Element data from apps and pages
==================================================

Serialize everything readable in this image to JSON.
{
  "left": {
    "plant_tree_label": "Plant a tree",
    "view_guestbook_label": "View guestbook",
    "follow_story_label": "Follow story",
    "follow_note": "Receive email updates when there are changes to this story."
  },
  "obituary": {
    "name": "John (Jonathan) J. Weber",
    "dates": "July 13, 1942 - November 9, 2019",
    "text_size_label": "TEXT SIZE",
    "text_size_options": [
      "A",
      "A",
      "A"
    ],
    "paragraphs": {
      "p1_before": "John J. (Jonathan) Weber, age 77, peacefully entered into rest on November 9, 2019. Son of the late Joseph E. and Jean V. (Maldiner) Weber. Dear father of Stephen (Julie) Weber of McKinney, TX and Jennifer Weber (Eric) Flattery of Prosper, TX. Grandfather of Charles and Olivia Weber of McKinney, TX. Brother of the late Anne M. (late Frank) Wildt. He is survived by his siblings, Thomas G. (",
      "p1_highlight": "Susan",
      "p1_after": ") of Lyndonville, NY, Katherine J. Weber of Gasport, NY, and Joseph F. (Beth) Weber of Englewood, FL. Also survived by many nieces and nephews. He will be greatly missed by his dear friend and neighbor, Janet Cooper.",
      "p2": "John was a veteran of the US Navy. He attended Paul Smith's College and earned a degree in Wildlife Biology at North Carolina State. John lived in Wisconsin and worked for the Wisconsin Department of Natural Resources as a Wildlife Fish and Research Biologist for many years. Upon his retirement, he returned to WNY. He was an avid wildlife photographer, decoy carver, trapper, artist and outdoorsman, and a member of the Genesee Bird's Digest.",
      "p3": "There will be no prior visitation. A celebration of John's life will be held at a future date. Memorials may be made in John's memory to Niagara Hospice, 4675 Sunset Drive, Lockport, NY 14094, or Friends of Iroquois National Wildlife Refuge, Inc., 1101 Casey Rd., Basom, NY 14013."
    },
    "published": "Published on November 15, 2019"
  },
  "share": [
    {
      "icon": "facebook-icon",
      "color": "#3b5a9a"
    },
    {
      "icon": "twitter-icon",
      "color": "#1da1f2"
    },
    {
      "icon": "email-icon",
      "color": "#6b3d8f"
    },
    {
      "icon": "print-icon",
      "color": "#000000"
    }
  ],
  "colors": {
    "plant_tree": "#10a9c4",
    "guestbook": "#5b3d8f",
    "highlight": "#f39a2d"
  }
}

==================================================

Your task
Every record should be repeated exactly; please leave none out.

Output of the task
Serialize everything readable in this image to JSON.
{
  "left": {
    "plant_tree_label": "Plant a tree",
    "view_guestbook_label": "View guestbook",
    "follow_story_label": "Follow story",
    "follow_note": "Receive email updates when there are changes to this story."
  },
  "obituary": {
    "name": "John (Jonathan) J. Weber",
    "dates": "July 13, 1942 - November 9, 2019",
    "text_size_label": "TEXT SIZE",
    "text_size_options": [
      "A",
      "A",
      "A"
    ],
    "paragraphs": {
      "p1_before": "John J. (Jonathan) Weber, age 77, peacefully entered into rest on November 9, 2019. Son of the late Joseph E. and Jean V. (Maldiner) Weber. Dear father of Stephen (Julie) Weber of McKinney, TX and Jennifer Weber (Eric) Flattery of Prosper, TX. Grandfather of Charles and Olivia Weber of McKinney, TX. Brother of the late Anne M. (late Frank) Wildt. He is survived by his siblings, Thomas G. (",
      "p1_highlight": "Susan",
      "p1_after": ") of Lyndonville, NY, Katherine J. Weber of Gasport, NY, and Joseph F. (Beth) Weber of Englewood, FL. Also survived by many nieces and nephews. He will be greatly missed by his dear friend and neighbor, Janet Cooper.",
      "p2": "John was a veteran of the US Navy. He attended Paul Smith's College and earned a degree in Wildlife Biology at North Carolina State. John lived in Wisconsin and worked for the Wisconsin Department of Natural Resources as a Wildlife Fish and Research Biologist for many years. Upon his retirement, he returned to WNY. He was an avid wildlife photographer, decoy carver, trapper, artist and outdoorsman, and a member of the Genesee Bird's Digest.",
      "p3": "There will be no prior visitation. A celebration of John's life will be held at a future date. Memorials may be made in John's memory to Niagara Hospice, 4675 Sunset Drive, Lockport, NY 14094, or Friends of Iroquois National Wildlife Refuge, Inc., 1101 Casey Rd., Basom, NY 14013."
    },
    "published": "Published on November 15, 2019"
  },
  "share": [
    {
      "icon": "facebook-icon",
      "color": "#3b5a9a"
    },
    {
      "icon": "twitter-icon",
      "color": "#1da1f2"
    },
    {
      "icon": "email-icon",
      "color": "#6b3d8f"
    },
    {
      "icon": "print-icon",
      "color": "#000000"
    }
  ],
  "colors": {
    "plant_tree": "#10a9c4",
    "guestbook": "#5b3d8f",
    "highlight": "#f39a2d"
  }
}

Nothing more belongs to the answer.